It often takes a group of various healthcare professionals to work together to narrow down or confirm your diagnosis.

For this reason, you may feel confident about the diagnosis you have been given. In the event that you have any doubts about your diagnosis or treatment plan, you may want to get a second medical opinion before beginning or continuing treatment. You can request a second opinion so don’t be afraid to do so, but beware that it may cause a delay in your treatment.

Leukemia, lymphoma, myeloma, myelodysplastic syndromes, and myeloproliferative neoplasms are each different types of blood cancers. What's more, each disease has subtypes. This means that the signs of the disease, how it's diagnosed and treated, and the expected outcomes vary. That's why it's important to have the right diagnosis before you begin or continue with treatment.
Getting a Second Opinion

What to do when getting a second opinion

To get a second opinion, you can ask your current healthcare team for any recommendations or to refer you to other doctors. Your primary healthcare provider, such as your family doctor, may also be able to help. In some cases, there may not be available doctors in your area to provide a second opinion.

Deciding if you should get a second opinion

If you're not sure about getting a second opinion, try asking yourself these questions:

  • Am I satisfied with my specialist's qualifications and experience?

  • Has the specialist explained my diagnosis and treatment options in a way that I understand?

  • Am I satisfied with the expertise of the medical professionals involved in determining my diagnosis?

  • Does the specialist's approach, treatment plan and treatment centre meet my needs regarding health plan coverage and/or location?

  • Do I feel comfortable asking all my questions?

  • Does the specialist take the time to address my concerns respectfully and completely or do I feel rushed?

  • Are the nurses and support staff well-informed and courteous? Are they available to help me with billing concerns, medication questions, referrals to support organizations and other information?

You have the right to change doctors. 

When you let your current doctor know about your decision, you don't have to give reasons.
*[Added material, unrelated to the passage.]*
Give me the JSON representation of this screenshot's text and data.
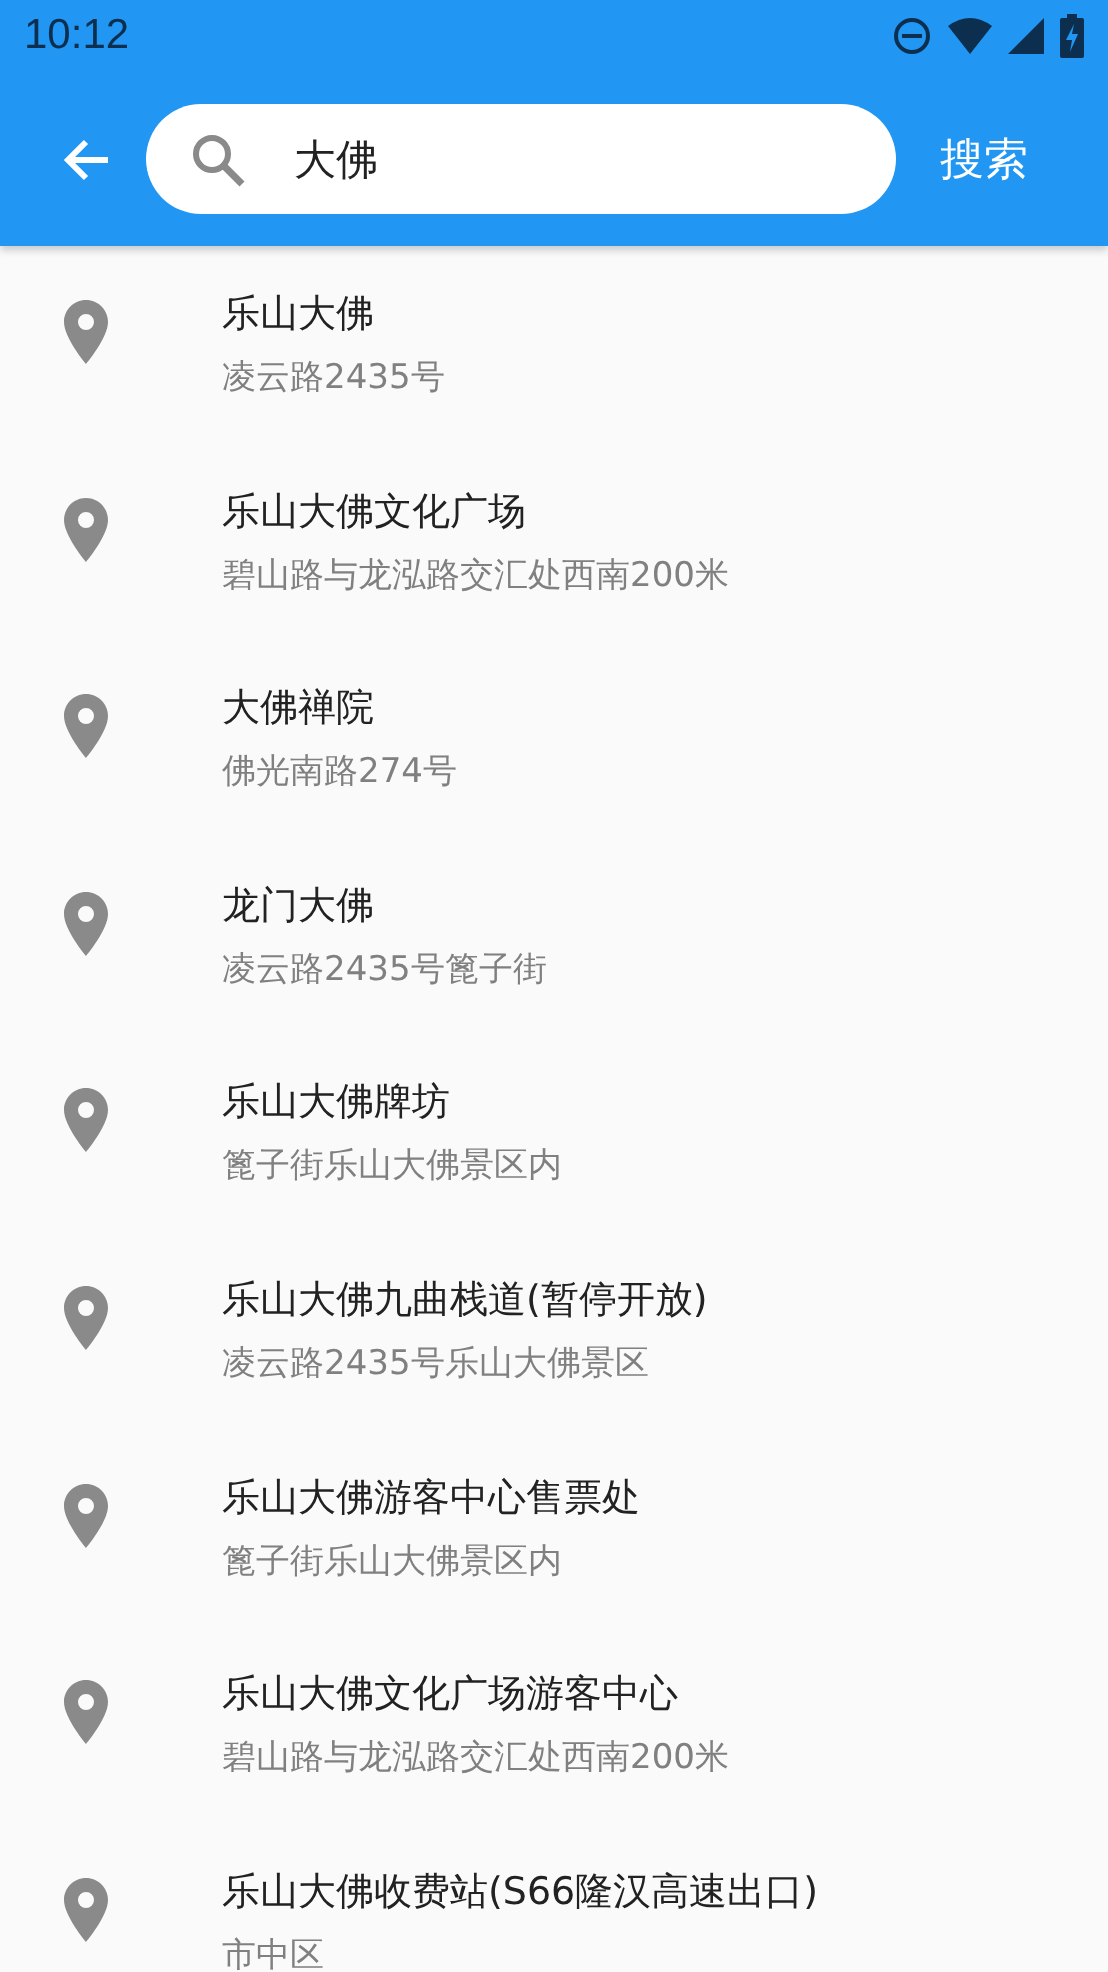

It's enough to tell him or her that you're doing what's best for you.

Changing Doctors

If the second opinion you receive is different from the first, you may decide to change doctors. If you're considering changing your doctor, take these steps:

  • Ask if the doctor is seeing new patients.

  • Schedule a consultation visit.

  • Arrange to have your records sent to the new doctor.

  • Check with the new doctor's office before your consultation visit to make sure your records have arrived.

  • Talk to your current doctor about your decision.